The students sat transfixed by this spectacle in front of them, which bore a stunning resemblance to a dozen washed-up rock-and-roll legends without their makeup. The chair and its rider barreled across the room, circled the desk, and skidded to a stop in front of the still-open door. The bell rang, and the chair’s occupant slammed the door on the last echo of the bell.
Slowly, calmly, as if none of the preceding few seconds of mayhem had happened, the man in the chair rolled to the center of the classroom, set in a U shape. Each desk had its own permanently installed power outlet strip, which the students would need later in the term. The wheelchair’s occupant ran his fingers through his hair as if that might, somehow, remedy his disheveled appearance. He wordlessly met the eyes of each of the students one at a time, starting on his left. He did not smile, and he kept to himself whatever he saw. The students did not doubt that he was assessing them. Their reactions in these first few seconds were crucially important.

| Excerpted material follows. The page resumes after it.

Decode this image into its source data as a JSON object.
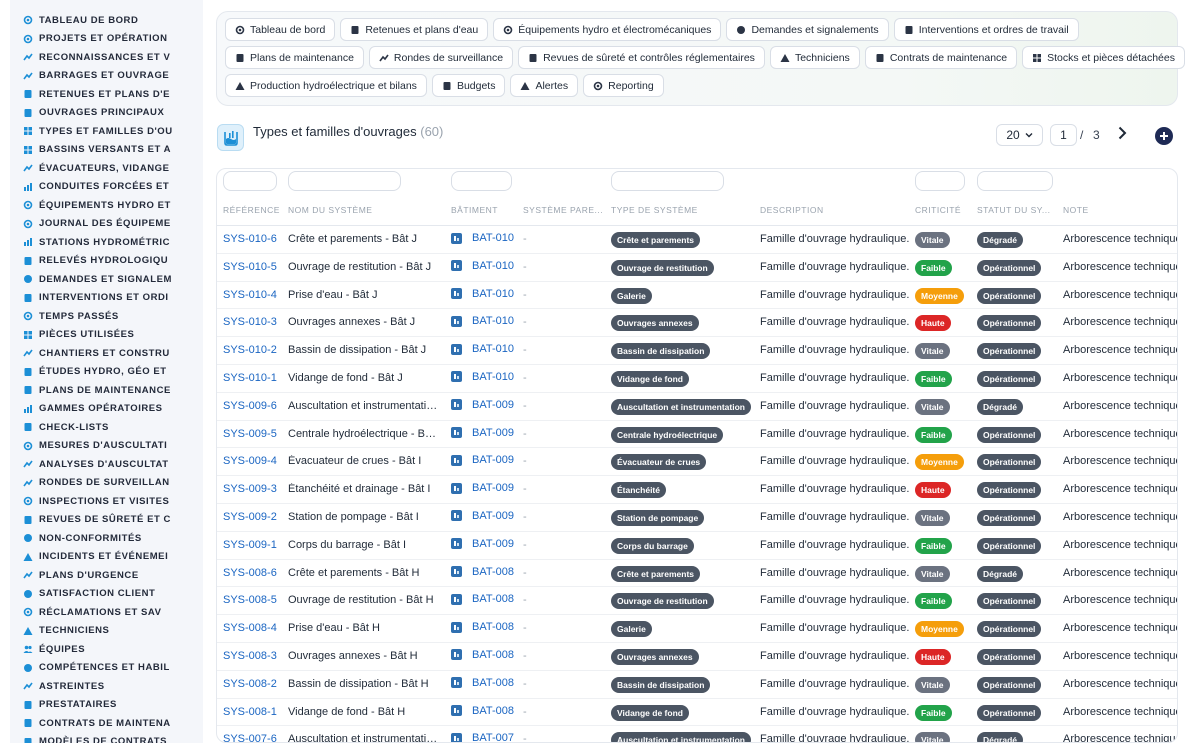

“Welcome to An Introduction to Mechanical Drawing 101. This is a two-semester course. My name is Shane Denning. I did not appear on the course documentation since I was hired only two weeks ago. I left documents on your desks which you should have read by now. You should have ascertained from this document that while the course is officially about mechanical drawing, I intend to teach other workplace skills that will be critical in your ability to get and keep a job. My day job is to teach you how to prepare intelligible mechanical drawings. My personal mission is to teach you about life. The contract I have given you is in addition to the formal coursework. It is optional, but I expect you to honor it if you sign it. Print your name at the top of the contract. Sign the bottom. Leave it on my desk at the end of class. I will countersign it and return it tomorrow. If you do not wish to honor the terms of this contract, you may keep the documents and withdraw from the course. I will not think less of you. I don’t know what else you have going on in your life, and I have high expectations. Not everyone can support work at the level that I will demand. I understand. This class will challenge you, and if you are not up for the challenge, the smart thing to do is sit through today’s class and not return. I will be on campus every day after class for those for whom this challenge appears overwhelming but who feel that additional help will make the difference between success and failure. You can find me in the cafeteria. You are welcome to join me at any time. While I am here to challenge you, I intend to see you succeed.”
The door opened, and a young man, obviously from a wealthy family, given the style of his clothes and the cut of his hair, entered, apologizing loudly for being late.
“You’re late. Get out.”
“But sir, I…”
“I don’t care. You’re late, and the tour bus left without you. Get out. I will give you three options since this is a school, not a concert tour. If this were a concert tour, you would have only one option. Leave and never come back. You may withdraw from the class without penalty. You may take a failing grade or see if you can convince one of your classmates to give you the notes. If you take this third option, you will complete the assignment as written and be the first to present your work at the next class meeting. Regardless of your choice, you will leave now.”
The student left.